How to Succeed at Poker


Poker is a card game in which players place bets and try to make the best five-card hand. The player with the highest hand wins the pot. There are many different variations of the game, but all share similar rules. Players can play poker as a hobby or become professional gamblers. In either case, there are some tips that can help you succeed at poker.

A basic understanding of the cards is essential. The game is played with a standard deck of 52 cards (though some games add a few jokers). There are four suits, and no suit is higher than another. Aces can be high or low, and twos can be either.

The game of poker is divided into betting intervals, called rounds. At the beginning of each round, one player places a bet by placing chips into the pot.

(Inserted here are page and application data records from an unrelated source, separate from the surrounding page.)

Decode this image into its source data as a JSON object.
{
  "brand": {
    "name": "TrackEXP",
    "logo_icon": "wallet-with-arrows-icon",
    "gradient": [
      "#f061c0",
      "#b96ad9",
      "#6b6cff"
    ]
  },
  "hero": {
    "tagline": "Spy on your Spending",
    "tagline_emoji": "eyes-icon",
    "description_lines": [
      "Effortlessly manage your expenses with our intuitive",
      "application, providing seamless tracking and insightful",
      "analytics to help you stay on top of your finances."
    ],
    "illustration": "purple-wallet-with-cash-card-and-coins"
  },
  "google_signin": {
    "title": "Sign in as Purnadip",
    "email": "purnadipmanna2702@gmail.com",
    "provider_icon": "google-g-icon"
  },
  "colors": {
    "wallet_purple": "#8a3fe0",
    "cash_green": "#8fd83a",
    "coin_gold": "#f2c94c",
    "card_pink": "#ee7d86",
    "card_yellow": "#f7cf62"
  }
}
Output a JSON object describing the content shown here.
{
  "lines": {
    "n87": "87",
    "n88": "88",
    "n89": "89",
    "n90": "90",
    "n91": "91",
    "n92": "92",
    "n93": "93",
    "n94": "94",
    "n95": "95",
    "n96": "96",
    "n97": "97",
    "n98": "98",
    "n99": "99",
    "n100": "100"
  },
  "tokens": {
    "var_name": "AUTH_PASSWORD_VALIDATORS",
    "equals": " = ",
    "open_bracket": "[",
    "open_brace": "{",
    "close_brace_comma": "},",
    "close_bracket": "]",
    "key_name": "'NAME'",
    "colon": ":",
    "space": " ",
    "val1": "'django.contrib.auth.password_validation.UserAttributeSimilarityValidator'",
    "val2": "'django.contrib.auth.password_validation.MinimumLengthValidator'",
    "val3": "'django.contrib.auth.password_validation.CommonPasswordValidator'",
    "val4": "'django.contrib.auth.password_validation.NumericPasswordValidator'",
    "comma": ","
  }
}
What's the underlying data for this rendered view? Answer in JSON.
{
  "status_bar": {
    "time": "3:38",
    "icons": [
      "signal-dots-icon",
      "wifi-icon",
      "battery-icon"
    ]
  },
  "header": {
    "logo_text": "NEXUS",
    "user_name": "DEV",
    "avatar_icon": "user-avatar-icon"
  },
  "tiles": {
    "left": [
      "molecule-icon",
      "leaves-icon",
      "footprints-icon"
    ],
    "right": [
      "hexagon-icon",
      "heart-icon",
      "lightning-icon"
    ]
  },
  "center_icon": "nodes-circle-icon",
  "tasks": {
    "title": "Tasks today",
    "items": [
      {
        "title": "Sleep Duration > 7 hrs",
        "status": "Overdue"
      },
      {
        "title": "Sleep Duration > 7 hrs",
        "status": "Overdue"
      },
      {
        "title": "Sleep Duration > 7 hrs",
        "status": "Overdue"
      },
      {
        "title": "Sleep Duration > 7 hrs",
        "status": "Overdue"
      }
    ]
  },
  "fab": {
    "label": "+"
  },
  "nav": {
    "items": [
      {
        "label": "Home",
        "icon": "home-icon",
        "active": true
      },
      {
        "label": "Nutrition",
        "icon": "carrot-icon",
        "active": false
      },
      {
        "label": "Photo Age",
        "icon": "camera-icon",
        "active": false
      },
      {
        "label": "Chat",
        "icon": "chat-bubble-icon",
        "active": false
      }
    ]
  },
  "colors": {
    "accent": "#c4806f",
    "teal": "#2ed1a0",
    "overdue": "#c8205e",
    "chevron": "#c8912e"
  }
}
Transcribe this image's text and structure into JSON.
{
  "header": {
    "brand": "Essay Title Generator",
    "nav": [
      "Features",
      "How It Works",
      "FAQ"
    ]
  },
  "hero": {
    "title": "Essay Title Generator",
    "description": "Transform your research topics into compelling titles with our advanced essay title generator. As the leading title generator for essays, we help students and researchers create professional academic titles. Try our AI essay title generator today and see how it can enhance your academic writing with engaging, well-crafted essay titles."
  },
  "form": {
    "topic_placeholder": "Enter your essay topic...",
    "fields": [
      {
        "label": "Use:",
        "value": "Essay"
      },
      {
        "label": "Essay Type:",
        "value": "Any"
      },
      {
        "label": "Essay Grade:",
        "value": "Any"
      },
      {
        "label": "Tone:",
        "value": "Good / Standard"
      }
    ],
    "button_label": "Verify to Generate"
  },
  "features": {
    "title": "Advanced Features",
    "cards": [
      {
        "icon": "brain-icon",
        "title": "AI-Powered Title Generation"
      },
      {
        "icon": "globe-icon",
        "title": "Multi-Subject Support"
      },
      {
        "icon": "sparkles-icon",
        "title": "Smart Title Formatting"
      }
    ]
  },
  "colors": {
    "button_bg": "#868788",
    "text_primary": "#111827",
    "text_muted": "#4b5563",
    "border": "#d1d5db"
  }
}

Each player in turn must either call the bet, raise it or fold. If a player chooses to raise the bet, the other players must put in at least as many chips into the pot as the original bet.

Once the first betting round is over, the dealer deals three cards face up on the table. These are called community cards and can be used by anyone. The second betting round is then held. After the second betting round is over, a fourth card is dealt which is known as the “flop.” A third betting round takes place.

If you have a strong hand, it’s important to keep raising the bets on other players. This will force weaker hands to call and raise the overall value of the pot. However, you must be careful not to raise too often or you’ll risk losing a lot of money.

It’s also a good idea to practice bluffing. If you can bluff correctly, even a poor hand can win the game. However, you must remember that if you have a weak hand, it’s better to fold rather than call an outrageous bet.

As a beginner, it’s a good idea to always track your losses and gains. This will help you figure out how much you can afford to lose before you start making serious wagers. It’s also important to remember that poker is a game of math. The more you play and learn, the better you’ll get at poker. But don’t forget to have fun!

Finally, it’s important to have a short memory. As you begin to play poker more and more, you’ll be faced with some bad beats and coolers. Don’t let these negative experiences discourage you, just move on to the next hand and continue to improve your game. Over time, the math will sort itself out.